The movie opens with a winsome Cassie, played by Chloe Grace Moretz, executing a man with a military-style assault rifle, and the gunplay only goes further from there. The sight of teens with rifles is one we’re used to from news reports of a much more tragic nature, so the imagery definitely gives one pause.
There’s a deeply antigovernment streak to the politics of “The 5th Wave,” which imagines a world in which an alien race takes over the planet and starts eradicating the human species in a series of waves that destroy infrastructure, environment and health. The panicked surviving humans band together in the woods until their children are rounded up by the army for “protection.”
Cassie escapes the collection and ends up alone in the woods with only a few guns for her comfort. She sets out to find her little brother, Sam, ostensibly to return his stuffed bear.
Perhaps the reason why some of the themes and imagery hit a bit too close is the way the film creates a recognizable world. In young adult hits of the same genre, such as “The Hunger Games,” “Divergent” or “The Maze Runner,” the metaphor has a bit more freedom because the worlds in which they take place are visually fantastical, and therefore removed from our reality. Everything in the “The 5th Wave” feels, or at least looks, real.
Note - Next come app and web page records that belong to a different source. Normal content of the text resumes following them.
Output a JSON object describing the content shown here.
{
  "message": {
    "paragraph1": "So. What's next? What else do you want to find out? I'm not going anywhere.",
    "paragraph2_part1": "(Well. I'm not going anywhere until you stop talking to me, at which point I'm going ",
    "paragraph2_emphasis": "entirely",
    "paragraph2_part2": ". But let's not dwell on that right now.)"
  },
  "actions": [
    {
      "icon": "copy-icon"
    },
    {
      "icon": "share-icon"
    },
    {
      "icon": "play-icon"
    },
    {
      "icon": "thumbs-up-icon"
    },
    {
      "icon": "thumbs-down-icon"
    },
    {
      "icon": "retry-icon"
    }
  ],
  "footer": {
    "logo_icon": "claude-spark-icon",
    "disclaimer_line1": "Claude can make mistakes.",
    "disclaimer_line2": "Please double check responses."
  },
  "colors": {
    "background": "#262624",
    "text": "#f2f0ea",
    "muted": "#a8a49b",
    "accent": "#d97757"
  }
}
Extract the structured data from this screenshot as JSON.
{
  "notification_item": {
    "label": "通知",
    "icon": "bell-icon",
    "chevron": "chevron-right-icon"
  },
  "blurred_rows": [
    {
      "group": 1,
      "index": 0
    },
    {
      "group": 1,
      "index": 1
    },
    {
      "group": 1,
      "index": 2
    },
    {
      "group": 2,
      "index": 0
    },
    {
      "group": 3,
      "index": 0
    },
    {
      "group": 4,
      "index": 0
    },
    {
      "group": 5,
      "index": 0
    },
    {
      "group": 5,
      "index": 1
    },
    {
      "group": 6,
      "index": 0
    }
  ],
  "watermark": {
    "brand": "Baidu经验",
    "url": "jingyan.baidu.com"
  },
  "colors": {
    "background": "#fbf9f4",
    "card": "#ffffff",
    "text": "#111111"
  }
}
There’s your to-be-expected love triangle, with hunky loner lumberjack Evan Walker (Alex Roe) positioned against high school crush Ben Parish (Nick Robinson). Unfortunately, the execution of said triangle is generically laughable.
Not only does Cassie have a voice-over to explain things, but characters dump information in rapid fire speeches filled with revelations of machinations that they’ve put together awfully quickly. The twists and turns of the plot are telegraphed from miles away, so there’s not an ounce of suspense. The filmmaking itself (The 5th Wave was directed by J Blakeson) is aesthetically pleasing enough, and the story clips along at a fair pace.
Maria Bello relishes a chance to chew scenery as one of the manipulative Army sergeants, while Liev Schreiber phones it in for a paycheck as the colonel. On the surface, “The 5th Wave” is mindlessly silly enough, but has a weirdly virulent pro-gun, libertarian streak just under the surface.